**RECORDS FOR THE EXERCISE:**
****************************************
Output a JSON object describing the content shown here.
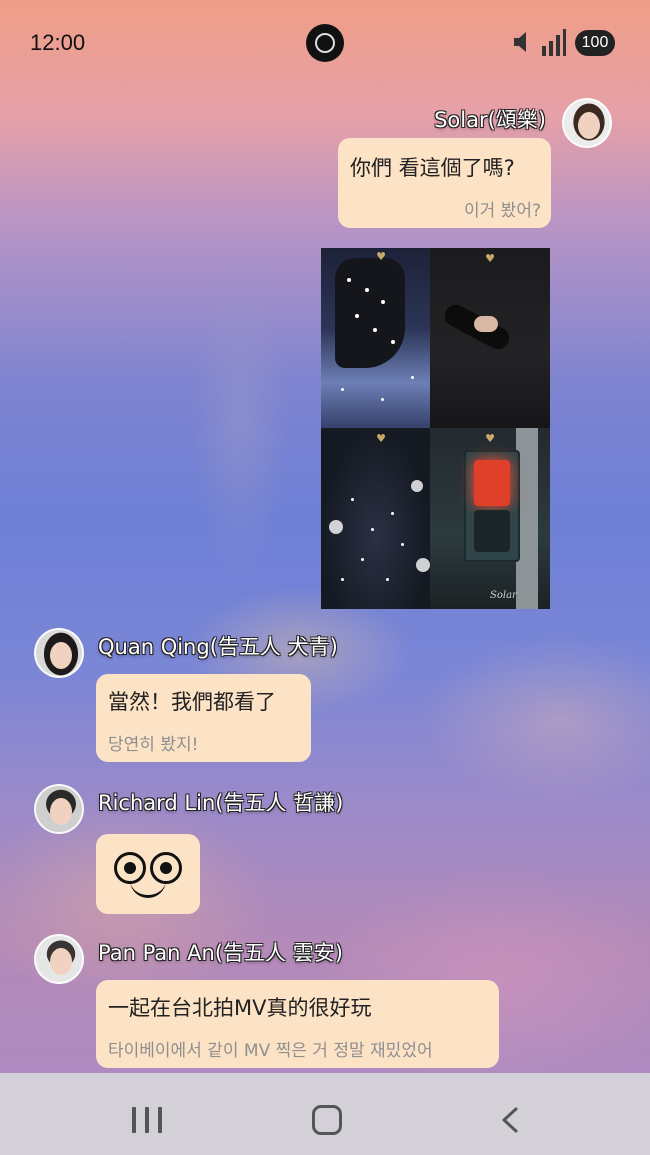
{
  "status_bar": {
    "time": "12:00",
    "battery": "100",
    "icons": [
      "camera-icon",
      "mute-icon",
      "signal-icon",
      "battery-icon"
    ]
  },
  "messages": [
    {
      "sender": "Solar(頌樂)",
      "avatar": "avatar-solar",
      "text": "你們 看這個了嗎?",
      "translation": "이거 봤어?",
      "image": {
        "watermark": "Solar"
      }
    },
    {
      "sender": "Quan Qing(告五人 犬青)",
      "avatar": "avatar-quan-qing",
      "text": "當然！我們都看了",
      "translation": "당연히 봤지!"
    },
    {
      "sender": "Richard Lin(告五人 哲謙)",
      "avatar": "avatar-richard-lin",
      "emoji": "smiling-face-sticker"
    },
    {
      "sender": "Pan Pan An(告五人 雲安)",
      "avatar": "avatar-pan-pan-an",
      "text": "一起在台北拍MV真的很好玩",
      "translation": "타이베이에서 같이 MV 찍은 거 정말 재밌었어"
    }
  ],
  "nav_bar": {
    "buttons": [
      "recents-icon",
      "home-icon",
      "back-icon"
    ]
  },
  "colors": {
    "bubble": "#fde3c6",
    "name_text": "#ffffff",
    "translation_text": "#8f8f8f",
    "nav_background": "#d4d0d7"
  }
}
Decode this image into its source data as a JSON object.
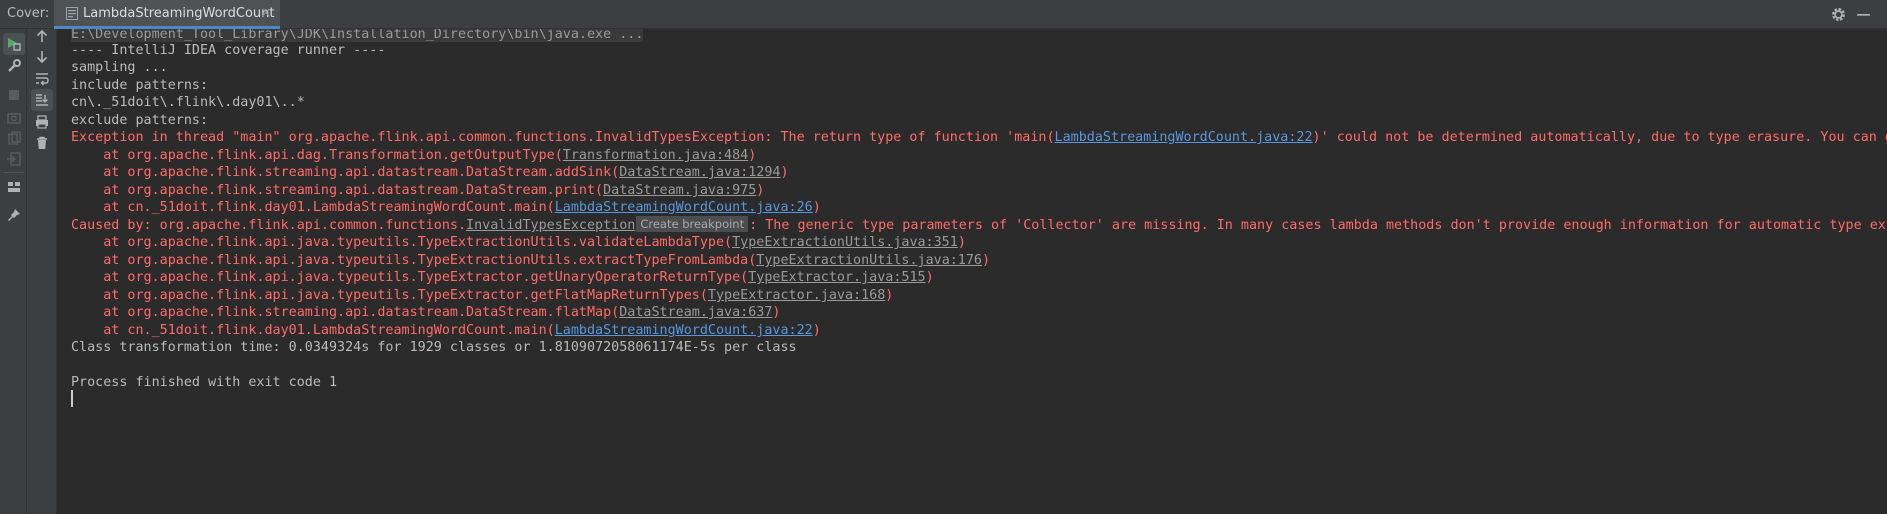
{
  "window": {
    "cover_label": "Cover:",
    "tab_title": "LambdaStreamingWordCount",
    "tab_close": "×"
  },
  "toolbar": {
    "left_icons": [
      "coverage-run-icon",
      "wrench-icon",
      "stop-icon",
      "camera-icon",
      "export-icon",
      "login-icon",
      "layout-icon",
      "pin-icon"
    ],
    "right_icons": [
      "up-arrow-icon",
      "down-arrow-icon",
      "soft-wrap-icon",
      "scroll-to-end-icon",
      "print-icon",
      "trash-icon"
    ]
  },
  "console": {
    "cmd": "E:\\Development_Tool_Library\\JDK\\Installation_Directory\\bin\\java.exe ...",
    "l1": "---- IntelliJ IDEA coverage runner ----",
    "l2": "sampling ...",
    "l3": "include patterns:",
    "l4": "cn\\._51doit\\.flink\\.day01\\..*",
    "l5": "exclude patterns:",
    "exc_prefix": "Exception in thread \"main\" org.apache.flink.api.common.functions.InvalidTypesException: The return type of function 'main(",
    "exc_link": "LambdaStreamingWordCount.java:22",
    "exc_suffix": ")' could not be determined automatically, due to type erasure. You can give type information hints by using the returns(...) method",
    "s1_pre": "    at org.apache.flink.api.dag.Transformation.getOutputType(",
    "s1_link": "Transformation.java:484",
    "s2_pre": "    at org.apache.flink.streaming.api.datastream.DataStream.addSink(",
    "s2_link": "DataStream.java:1294",
    "s3_pre": "    at org.apache.flink.streaming.api.datastream.DataStream.print(",
    "s3_link": "DataStream.java:975",
    "s4_pre": "    at cn._51doit.flink.day01.LambdaStreamingWordCount.main(",
    "s4_link": "LambdaStreamingWordCount.java:26",
    "cause_pre": "Caused by: org.apache.flink.api.common.functions.",
    "cause_link": "InvalidTypesException",
    "create_bp": "Create breakpoint",
    "cause_suffix": ": The generic type parameters of 'Collector' are missing. In many cases lambda methods don't provide enough information for automatic type extraction",
    "c1_pre": "    at org.apache.flink.api.java.typeutils.TypeExtractionUtils.validateLambdaType(",
    "c1_link": "TypeExtractionUtils.java:351",
    "c2_pre": "    at org.apache.flink.api.java.typeutils.TypeExtractionUtils.extractTypeFromLambda(",
    "c2_link": "TypeExtractionUtils.java:176",
    "c3_pre": "    at org.apache.flink.api.java.typeutils.TypeExtractor.getUnaryOperatorReturnType(",
    "c3_link": "TypeExtractor.java:515",
    "c4_pre": "    at org.apache.flink.api.java.typeutils.TypeExtractor.getFlatMapReturnTypes(",
    "c4_link": "TypeExtractor.java:168",
    "c5_pre": "    at org.apache.flink.streaming.api.datastream.DataStream.flatMap(",
    "c5_link": "DataStream.java:637",
    "c6_pre": "    at cn._51doit.flink.day01.LambdaStreamingWordCount.main(",
    "c6_link": "LambdaStreamingWordCount.java:22",
    "close_paren": ")",
    "timing": "Class transformation time: 0.0349324s for 1929 classes or 1.8109072058061174E-5s per class",
    "exit": "Process finished with exit code 1"
  }
}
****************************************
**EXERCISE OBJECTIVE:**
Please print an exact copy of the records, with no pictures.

**FINISHED EXERCISE:**
Output a JSON object describing the content shown here.
{
  "status_bar": {
    "time": "12:00",
    "battery": "100",
    "icons": [
      "camera-icon",
      "mute-icon",
      "signal-icon",
      "battery-icon"
    ]
  },
  "messages": [
    {
      "sender": "Solar(頌樂)",
      "avatar": "avatar-solar",
      "text": "你們 看這個了嗎?",
      "translation": "이거 봤어?",
      "image": {
        "watermark": "Solar"
      }
    },
    {
      "sender": "Quan Qing(告五人 犬青)",
      "avatar": "avatar-quan-qing",
      "text": "當然！我們都看了",
      "translation": "당연히 봤지!"
    },
    {
      "sender": "Richard Lin(告五人 哲謙)",
      "avatar": "avatar-richard-lin",
      "emoji": "smiling-face-sticker"
    },
    {
      "sender": "Pan Pan An(告五人 雲安)",
      "avatar": "avatar-pan-pan-an",
      "text": "一起在台北拍MV真的很好玩",
      "translation": "타이베이에서 같이 MV 찍은 거 정말 재밌었어"
    }
  ],
  "nav_bar": {
    "buttons": [
      "recents-icon",
      "home-icon",
      "back-icon"
    ]
  },
  "colors": {
    "bubble": "#fde3c6",
    "name_text": "#ffffff",
    "translation_text": "#8f8f8f",
    "nav_background": "#d4d0d7"
  }
}
Decode this image into its source data as a JSON object.
{
  "window": {
    "cover_label": "Cover:",
    "tab_title": "LambdaStreamingWordCount",
    "tab_close": "×"
  },
  "toolbar": {
    "left_icons": [
      "coverage-run-icon",
      "wrench-icon",
      "stop-icon",
      "camera-icon",
      "export-icon",
      "login-icon",
      "layout-icon",
      "pin-icon"
    ],
    "right_icons": [
      "up-arrow-icon",
      "down-arrow-icon",
      "soft-wrap-icon",
      "scroll-to-end-icon",
      "print-icon",
      "trash-icon"
    ]
  },
  "console": {
    "cmd": "E:\\Development_Tool_Library\\JDK\\Installation_Directory\\bin\\java.exe ...",
    "l1": "---- IntelliJ IDEA coverage runner ----",
    "l2": "sampling ...",
    "l3": "include patterns:",
    "l4": "cn\\._51doit\\.flink\\.day01\\..*",
    "l5": "exclude patterns:",
    "exc_prefix": "Exception in thread \"main\" org.apache.flink.api.common.functions.InvalidTypesException: The return type of function 'main(",
    "exc_link": "LambdaStreamingWordCount.java:22",
    "exc_suffix": ")' could not be determined automatically, due to type erasure. You can give type information hints by using the returns(...) method",
    "s1_pre": "    at org.apache.flink.api.dag.Transformation.getOutputType(",
    "s1_link": "Transformation.java:484",
    "s2_pre": "    at org.apache.flink.streaming.api.datastream.DataStream.addSink(",
    "s2_link": "DataStream.java:1294",
    "s3_pre": "    at org.apache.flink.streaming.api.datastream.DataStream.print(",
    "s3_link": "DataStream.java:975",
    "s4_pre": "    at cn._51doit.flink.day01.LambdaStreamingWordCount.main(",
    "s4_link": "LambdaStreamingWordCount.java:26",
    "cause_pre": "Caused by: org.apache.flink.api.common.functions.",
    "cause_link": "InvalidTypesException",
    "create_bp": "Create breakpoint",
    "cause_suffix": ": The generic type parameters of 'Collector' are missing. In many cases lambda methods don't provide enough information for automatic type extraction",
    "c1_pre": "    at org.apache.flink.api.java.typeutils.TypeExtractionUtils.validateLambdaType(",
    "c1_link": "TypeExtractionUtils.java:351",
    "c2_pre": "    at org.apache.flink.api.java.typeutils.TypeExtractionUtils.extractTypeFromLambda(",
    "c2_link": "TypeExtractionUtils.java:176",
    "c3_pre": "    at org.apache.flink.api.java.typeutils.TypeExtractor.getUnaryOperatorReturnType(",
    "c3_link": "TypeExtractor.java:515",
    "c4_pre": "    at org.apache.flink.api.java.typeutils.TypeExtractor.getFlatMapReturnTypes(",
    "c4_link": "TypeExtractor.java:168",
    "c5_pre": "    at org.apache.flink.streaming.api.datastream.DataStream.flatMap(",
    "c5_link": "DataStream.java:637",
    "c6_pre": "    at cn._51doit.flink.day01.LambdaStreamingWordCount.main(",
    "c6_link": "LambdaStreamingWordCount.java:22",
    "close_paren": ")",
    "timing": "Class transformation time: 0.0349324s for 1929 classes or 1.8109072058061174E-5s per class",
    "exit": "Process finished with exit code 1"
  }
}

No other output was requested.